Required work
The response must contain every line from the records below that has "Bernhard".

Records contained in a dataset
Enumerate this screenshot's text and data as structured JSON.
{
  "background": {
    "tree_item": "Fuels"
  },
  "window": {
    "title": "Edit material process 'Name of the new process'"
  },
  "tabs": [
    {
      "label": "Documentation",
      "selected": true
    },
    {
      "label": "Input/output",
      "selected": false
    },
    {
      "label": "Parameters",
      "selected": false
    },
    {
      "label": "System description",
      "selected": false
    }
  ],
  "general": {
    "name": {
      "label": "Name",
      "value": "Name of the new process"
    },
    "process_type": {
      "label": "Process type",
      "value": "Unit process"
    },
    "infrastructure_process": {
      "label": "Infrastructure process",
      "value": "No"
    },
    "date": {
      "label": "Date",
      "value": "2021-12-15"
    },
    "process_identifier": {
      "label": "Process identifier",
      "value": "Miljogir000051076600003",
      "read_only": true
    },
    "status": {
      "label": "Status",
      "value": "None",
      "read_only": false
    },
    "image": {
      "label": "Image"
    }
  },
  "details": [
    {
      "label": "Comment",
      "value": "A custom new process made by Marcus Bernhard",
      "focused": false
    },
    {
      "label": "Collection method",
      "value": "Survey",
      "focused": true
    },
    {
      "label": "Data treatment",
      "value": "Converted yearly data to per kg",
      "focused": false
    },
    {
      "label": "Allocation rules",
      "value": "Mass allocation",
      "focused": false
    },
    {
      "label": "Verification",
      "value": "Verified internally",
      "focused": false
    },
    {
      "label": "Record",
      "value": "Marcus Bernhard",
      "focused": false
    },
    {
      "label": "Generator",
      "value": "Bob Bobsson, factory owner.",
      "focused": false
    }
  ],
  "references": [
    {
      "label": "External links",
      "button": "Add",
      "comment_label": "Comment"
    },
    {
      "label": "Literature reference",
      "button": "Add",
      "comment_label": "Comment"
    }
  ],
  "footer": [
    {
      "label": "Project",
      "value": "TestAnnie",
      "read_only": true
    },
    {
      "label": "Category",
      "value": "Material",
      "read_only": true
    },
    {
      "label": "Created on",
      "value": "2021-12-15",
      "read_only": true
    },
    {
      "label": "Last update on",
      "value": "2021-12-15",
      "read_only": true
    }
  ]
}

Solution for this problem
      "value": "A custom new process made by Marcus Bernhard",
      "value": "Marcus Bernhard",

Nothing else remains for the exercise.